INTERNET PIRACY: a battle that pits indies against corporations, free spirits against the money-grubbing Scrooge McDucks of the world. Right?
Sort of. Sometimes. Maybe not.
Internet piracy goes by many names — copyright infringement, file sharing, peer-to-peer lending — but in this lively narrative nonfiction account, author Chris Ruen argues that the practice of using unlicensed digital content should be called what it is: freeloading.
In this comprehensive investigation, Ruen examines the near pervasive problem of internet piracy, and the moral and monetary dilemmas to which it gives rise. The phenomenon, which today affects almost everyone who taps a keyboard, is creating unlikely alliances — between artists and corporations, and between consumers and technology geeks in the hacker tradition — and it is changing how society views and values artistic production.

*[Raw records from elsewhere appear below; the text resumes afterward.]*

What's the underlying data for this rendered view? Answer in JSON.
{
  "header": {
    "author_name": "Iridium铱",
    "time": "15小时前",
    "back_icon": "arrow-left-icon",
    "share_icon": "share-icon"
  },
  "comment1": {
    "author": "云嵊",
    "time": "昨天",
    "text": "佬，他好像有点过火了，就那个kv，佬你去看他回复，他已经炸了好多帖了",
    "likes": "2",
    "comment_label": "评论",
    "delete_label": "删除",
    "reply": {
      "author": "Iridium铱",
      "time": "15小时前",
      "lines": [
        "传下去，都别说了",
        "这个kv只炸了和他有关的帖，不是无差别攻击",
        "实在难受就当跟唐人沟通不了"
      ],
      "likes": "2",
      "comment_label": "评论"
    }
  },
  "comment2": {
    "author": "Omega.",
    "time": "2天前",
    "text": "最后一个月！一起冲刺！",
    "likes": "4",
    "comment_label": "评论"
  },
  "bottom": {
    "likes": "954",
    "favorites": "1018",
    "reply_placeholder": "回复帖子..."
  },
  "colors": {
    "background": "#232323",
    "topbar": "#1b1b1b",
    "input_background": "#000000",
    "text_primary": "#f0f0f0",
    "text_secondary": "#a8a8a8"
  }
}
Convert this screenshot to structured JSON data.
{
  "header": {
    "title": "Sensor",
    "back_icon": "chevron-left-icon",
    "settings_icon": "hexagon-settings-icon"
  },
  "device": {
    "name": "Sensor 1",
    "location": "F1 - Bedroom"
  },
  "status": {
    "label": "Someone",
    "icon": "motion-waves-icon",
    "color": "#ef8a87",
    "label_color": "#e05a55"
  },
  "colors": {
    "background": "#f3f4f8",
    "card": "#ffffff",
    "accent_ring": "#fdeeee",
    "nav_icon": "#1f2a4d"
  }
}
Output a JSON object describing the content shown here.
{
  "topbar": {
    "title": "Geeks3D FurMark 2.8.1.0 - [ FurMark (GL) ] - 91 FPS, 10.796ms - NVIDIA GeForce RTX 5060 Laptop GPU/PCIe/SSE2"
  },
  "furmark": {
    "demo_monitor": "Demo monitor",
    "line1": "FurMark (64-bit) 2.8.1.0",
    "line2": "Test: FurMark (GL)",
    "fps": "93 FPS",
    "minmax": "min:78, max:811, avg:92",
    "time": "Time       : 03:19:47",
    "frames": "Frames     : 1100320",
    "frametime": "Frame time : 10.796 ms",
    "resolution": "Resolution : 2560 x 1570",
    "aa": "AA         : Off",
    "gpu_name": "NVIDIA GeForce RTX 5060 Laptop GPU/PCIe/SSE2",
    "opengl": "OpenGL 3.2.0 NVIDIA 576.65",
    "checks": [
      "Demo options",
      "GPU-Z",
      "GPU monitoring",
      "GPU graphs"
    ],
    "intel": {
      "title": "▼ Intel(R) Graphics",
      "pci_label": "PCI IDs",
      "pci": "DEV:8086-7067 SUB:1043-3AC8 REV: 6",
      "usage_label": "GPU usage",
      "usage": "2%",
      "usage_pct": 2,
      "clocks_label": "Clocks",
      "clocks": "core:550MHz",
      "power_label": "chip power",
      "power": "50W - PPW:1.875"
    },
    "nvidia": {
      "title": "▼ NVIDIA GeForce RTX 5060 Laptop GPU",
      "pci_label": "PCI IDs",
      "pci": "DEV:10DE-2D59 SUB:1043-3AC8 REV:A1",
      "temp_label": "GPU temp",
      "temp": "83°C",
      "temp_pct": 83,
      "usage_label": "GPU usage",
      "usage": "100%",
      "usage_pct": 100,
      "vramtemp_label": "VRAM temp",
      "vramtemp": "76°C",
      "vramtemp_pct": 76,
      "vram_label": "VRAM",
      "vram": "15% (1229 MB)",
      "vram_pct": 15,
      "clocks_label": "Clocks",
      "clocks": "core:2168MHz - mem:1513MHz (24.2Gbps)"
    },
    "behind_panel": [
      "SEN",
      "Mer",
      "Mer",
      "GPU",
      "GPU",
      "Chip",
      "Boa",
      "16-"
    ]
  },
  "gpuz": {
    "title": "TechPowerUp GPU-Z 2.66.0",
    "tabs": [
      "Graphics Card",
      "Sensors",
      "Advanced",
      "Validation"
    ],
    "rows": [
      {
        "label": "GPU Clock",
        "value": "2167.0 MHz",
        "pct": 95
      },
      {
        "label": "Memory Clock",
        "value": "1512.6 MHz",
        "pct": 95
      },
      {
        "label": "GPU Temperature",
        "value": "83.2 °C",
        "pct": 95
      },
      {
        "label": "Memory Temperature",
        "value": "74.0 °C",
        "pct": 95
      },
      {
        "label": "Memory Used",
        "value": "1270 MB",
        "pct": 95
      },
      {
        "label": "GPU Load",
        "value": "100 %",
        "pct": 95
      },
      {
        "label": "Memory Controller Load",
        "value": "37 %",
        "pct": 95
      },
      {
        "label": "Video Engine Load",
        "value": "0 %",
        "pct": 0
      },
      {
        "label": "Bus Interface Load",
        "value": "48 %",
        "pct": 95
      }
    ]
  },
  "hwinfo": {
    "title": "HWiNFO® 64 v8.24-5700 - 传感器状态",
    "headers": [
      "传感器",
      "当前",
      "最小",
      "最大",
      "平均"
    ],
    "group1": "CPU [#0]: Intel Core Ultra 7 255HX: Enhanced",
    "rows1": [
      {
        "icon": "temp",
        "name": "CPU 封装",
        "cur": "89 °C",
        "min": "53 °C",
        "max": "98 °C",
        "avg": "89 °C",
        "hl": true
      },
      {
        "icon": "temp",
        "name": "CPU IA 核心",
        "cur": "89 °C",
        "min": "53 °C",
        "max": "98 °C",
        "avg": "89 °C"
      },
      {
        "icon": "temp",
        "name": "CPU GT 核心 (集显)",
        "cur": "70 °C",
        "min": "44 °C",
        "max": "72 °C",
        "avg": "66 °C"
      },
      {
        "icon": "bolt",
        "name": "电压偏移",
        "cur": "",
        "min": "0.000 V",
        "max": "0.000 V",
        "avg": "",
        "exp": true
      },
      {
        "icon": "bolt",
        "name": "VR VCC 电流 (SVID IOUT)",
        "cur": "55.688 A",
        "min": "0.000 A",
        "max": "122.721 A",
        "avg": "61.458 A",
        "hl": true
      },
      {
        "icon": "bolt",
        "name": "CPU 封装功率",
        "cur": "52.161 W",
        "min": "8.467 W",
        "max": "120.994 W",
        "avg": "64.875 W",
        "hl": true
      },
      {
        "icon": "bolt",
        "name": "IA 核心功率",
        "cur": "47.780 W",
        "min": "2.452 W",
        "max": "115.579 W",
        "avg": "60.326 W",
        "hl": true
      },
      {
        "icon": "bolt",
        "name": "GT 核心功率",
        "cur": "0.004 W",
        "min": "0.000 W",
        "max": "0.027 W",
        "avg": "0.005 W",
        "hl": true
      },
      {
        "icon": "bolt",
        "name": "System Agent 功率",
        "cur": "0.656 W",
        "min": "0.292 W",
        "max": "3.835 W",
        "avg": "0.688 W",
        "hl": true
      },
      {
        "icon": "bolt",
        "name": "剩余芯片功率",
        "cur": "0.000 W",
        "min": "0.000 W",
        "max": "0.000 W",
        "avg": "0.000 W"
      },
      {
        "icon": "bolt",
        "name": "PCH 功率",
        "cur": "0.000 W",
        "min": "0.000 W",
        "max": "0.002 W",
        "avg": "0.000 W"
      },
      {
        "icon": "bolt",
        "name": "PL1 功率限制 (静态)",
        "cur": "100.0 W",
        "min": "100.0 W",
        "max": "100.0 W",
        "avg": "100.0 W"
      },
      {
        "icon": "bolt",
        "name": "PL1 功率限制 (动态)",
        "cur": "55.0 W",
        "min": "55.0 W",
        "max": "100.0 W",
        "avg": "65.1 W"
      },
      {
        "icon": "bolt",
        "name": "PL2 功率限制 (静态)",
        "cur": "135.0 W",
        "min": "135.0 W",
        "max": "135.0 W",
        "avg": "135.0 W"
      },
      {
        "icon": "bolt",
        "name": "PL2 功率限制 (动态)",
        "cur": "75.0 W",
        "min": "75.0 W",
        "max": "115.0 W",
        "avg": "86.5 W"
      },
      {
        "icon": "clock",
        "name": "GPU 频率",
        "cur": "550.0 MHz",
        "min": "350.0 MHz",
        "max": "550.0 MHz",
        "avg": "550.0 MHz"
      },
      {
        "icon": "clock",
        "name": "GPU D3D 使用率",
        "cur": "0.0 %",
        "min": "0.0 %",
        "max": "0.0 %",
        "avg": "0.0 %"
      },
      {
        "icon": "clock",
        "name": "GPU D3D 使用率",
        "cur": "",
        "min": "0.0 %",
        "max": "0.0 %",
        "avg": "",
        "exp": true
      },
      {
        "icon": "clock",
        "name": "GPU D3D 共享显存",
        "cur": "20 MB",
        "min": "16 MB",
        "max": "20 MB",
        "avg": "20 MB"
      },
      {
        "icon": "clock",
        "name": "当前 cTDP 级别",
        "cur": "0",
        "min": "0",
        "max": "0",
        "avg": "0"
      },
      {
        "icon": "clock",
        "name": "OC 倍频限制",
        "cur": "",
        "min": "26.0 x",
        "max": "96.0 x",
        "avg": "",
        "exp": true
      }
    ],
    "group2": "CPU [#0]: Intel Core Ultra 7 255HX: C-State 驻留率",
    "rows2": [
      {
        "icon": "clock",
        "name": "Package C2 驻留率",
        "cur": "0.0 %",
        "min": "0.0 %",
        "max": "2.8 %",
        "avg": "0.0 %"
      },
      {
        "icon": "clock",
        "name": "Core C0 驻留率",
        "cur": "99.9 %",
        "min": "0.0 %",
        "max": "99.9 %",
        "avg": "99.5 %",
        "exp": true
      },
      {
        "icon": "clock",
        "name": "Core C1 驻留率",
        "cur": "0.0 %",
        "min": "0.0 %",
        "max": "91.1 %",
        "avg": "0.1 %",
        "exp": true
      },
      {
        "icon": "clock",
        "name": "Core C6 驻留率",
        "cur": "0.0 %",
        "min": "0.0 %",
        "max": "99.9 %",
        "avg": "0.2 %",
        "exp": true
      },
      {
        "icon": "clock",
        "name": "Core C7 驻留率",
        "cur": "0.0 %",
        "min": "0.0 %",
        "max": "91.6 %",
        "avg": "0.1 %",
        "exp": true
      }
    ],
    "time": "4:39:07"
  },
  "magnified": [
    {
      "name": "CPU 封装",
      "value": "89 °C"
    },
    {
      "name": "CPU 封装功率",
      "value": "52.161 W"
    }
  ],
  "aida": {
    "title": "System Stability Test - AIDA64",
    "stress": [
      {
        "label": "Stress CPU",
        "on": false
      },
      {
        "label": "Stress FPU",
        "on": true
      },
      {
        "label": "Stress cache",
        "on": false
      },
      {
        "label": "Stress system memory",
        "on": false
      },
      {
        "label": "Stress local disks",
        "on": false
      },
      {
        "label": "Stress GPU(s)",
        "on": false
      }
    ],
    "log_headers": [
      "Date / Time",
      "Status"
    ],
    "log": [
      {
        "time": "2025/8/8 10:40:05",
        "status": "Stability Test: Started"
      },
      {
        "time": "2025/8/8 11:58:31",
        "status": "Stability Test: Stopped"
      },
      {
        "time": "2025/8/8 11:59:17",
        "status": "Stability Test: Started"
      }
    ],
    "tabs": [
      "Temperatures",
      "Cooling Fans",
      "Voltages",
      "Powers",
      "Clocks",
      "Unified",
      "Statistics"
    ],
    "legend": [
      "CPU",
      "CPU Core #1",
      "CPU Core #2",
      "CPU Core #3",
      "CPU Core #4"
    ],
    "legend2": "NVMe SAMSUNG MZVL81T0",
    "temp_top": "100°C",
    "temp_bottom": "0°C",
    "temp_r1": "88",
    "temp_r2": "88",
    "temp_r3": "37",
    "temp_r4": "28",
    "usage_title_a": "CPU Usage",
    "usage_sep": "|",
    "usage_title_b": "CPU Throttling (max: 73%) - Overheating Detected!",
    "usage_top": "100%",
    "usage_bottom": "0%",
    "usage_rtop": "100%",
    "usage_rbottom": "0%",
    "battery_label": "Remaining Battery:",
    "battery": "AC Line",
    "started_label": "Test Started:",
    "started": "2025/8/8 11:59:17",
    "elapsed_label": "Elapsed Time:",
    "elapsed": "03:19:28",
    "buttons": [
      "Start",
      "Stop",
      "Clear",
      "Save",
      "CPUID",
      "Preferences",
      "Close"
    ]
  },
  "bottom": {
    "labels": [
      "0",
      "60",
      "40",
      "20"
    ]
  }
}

Ruen, himself a former freeloader, came to understand how illegal downloads can threaten the artistic community after he spent time with successful Brooklyn bands who had yet to make a real profit from their music. Through original research and extensive interviews with musicians and artists, Freeloading dissects this battle. This provocative account is also a reminder of the truism that for every action there are consequences — a call to embrace practical, sensible solutions that protect artists and consumers alike.